16. Moldofsky H, et al. Inductin of Neurasthenic Musculoskeletal Pain Syndrome by Selective Sleep
Stage Deprivation. Psychosom Med. 1976; 38:34-44.
17. Eisinger J, et al. Glycolysis Abnormalities in Fibromyalgia. J of the Amer College of Nut. 1994; 13:
18. Fassbender HG, et al. Morphologie und Pathegenee des Weichteilrhumatismus. Z
Rheymaforschg. 1973; 32:355.
19. Abraham GE, Flechas JD. Management of Fibromyalgia: Rationale for the Use of Magnesium and
Malic Acid. J Nut Med. 1992; 3:49-59.
20. Bennett RM, et al. Aerofitness in Paitents with Fibrositis. Arthr Rheum. 1989; 4:454-460.
21. Lund N, et al. Muscle Tissue Oxygen pressure in Primary Fibromyalgia. Scand J Rheumatism.
22. Bengtsson A, et al. Reduced high-Energy Phosphate Levels in the Painful Muscles of Patients with
Primary Fibromyalgia. Arthr Rheum. 1986; 20:817-821.
23. Russell IJ, Vipraio GA, Abraham GE. Red Cell Nucleotide Abnormalities in Fibromyalgia Syndrome.
Arthritis Rheum. 1993; 36:S223.
24. Abraham GE, Flechas JD. Evidence of Defective Cellular Oxidation and Organification of Iodide in
a Female with Fibromyalgia and Chronic Fatigue. The Original Internist. 2007; 14:77-82.

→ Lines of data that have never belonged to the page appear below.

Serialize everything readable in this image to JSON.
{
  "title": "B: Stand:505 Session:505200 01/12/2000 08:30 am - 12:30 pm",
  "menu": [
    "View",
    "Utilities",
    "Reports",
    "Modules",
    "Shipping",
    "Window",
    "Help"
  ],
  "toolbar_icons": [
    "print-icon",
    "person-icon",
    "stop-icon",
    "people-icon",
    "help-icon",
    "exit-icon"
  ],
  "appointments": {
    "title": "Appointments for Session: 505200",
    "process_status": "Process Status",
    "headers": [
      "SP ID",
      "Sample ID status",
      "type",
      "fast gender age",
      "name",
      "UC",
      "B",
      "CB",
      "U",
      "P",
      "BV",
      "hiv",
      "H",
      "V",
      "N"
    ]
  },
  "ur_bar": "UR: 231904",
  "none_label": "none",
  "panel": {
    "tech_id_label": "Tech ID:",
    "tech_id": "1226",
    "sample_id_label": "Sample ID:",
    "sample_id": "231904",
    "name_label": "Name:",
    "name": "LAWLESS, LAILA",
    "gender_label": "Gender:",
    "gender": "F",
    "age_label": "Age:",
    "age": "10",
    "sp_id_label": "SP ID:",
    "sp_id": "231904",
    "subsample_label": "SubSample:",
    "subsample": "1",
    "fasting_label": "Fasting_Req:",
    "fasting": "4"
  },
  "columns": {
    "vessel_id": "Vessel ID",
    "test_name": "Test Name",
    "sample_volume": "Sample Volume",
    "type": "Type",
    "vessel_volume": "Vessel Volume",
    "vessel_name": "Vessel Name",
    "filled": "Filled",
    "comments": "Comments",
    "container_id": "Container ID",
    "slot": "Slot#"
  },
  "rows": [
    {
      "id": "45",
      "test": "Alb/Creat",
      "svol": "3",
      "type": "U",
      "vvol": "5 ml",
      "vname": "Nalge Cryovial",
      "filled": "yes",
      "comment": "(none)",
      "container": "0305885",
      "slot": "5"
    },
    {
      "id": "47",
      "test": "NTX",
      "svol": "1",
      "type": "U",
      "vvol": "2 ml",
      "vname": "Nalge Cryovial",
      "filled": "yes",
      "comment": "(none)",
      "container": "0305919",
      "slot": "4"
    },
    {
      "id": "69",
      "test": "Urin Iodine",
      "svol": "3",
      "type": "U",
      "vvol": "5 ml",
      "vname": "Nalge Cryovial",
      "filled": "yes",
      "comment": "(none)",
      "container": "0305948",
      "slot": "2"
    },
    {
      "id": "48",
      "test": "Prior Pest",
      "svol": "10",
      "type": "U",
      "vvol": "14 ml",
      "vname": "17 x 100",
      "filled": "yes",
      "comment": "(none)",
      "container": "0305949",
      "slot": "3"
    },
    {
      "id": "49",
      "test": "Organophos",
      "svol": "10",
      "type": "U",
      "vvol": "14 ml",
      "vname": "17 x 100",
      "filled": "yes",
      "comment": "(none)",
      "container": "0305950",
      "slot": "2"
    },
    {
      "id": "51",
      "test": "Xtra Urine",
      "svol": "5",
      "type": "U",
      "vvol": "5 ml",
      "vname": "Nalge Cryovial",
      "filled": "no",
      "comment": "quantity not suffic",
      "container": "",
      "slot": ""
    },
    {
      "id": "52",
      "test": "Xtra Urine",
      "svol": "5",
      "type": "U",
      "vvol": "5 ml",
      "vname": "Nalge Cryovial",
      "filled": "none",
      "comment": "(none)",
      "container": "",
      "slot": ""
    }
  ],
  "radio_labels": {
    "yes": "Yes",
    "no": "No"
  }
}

25. Figueiredo, Marcia DL, et al. Goiter and Hypothyroidism in Two Siblings Due to Impaired Ca+NAD
(P)H Dependant H2O2 Generating Activities. J Clin Endocrinol Metab. 2001; 86:4843-4848.
26. Niempominiszcze H. Abnormal H2O2 Supply in the Thyroid of a patient with Goiter and Iodine
Organification Defect. J Clin Endocr Metab. 1987; 65:344-348.
27. Moreno JC, et al. Inactivating Mutations in the Gene for Thyroid Oxydase 2 (THOX2) and
Congeniatal Hypothyroidism. N England J Med. 2002; v. 347.
28. Kusakabe T. Deficient Cytochrome B5 Reductase Activity in Nontoxic Goiter with Iodide
Organification Defect. Megabolism. 1975; 24:1103-1113.
29. Abraham GE, Flechas JD. The effect of daily ingestion on 100mg iodine in a tablet form of Lugol
solution (Iodoral®) combined with high doses of vitamins B-2 and B3 (ATP Cofactors) on various
clinical and laboratory parameters in 5 subjects with Fibromyalgia. J. Appl. Nut, In Press 2008.
30. Brownstein D. Iodine: Why You Need It, Why You Can’t Live Without It. Medical Alternative Press,
West Bloomfield, MI, 2008.
31. Abraham GE, et al. Orthoiodosupplementation Iodine Sufficiency of the Whole Human Body. The
Original Internist. 2002; 9:30-41.
32. Abraham GE. The Calcium Controversy. J Appl Nut. 1982; 34:69.
33. Abraham E. Nutritional Factors in the Etiology of the Premenstrual Tension Syndromes. J Rep
Med. 1983; 24:446.
34. Abraham GE, et al. Serum and Red Cell magnesium Levels in Patients with Premenstrual Tension.
Am J Clin. Nut. 1981; 34:2364.
35. Abraham GE. The Effects of Nutrients on Premenstrual Mood Changes. In Nutrients and Brain
Function, W.B. Essman (Ed), Karger Publishing, Basel, Switzerland, 1987, pp163
36. Abraham GE. The Importance of Magnesium in the Management of Primary Postmenopausal
Osteoporosis. J Nut Med. 1991; 2:165-178.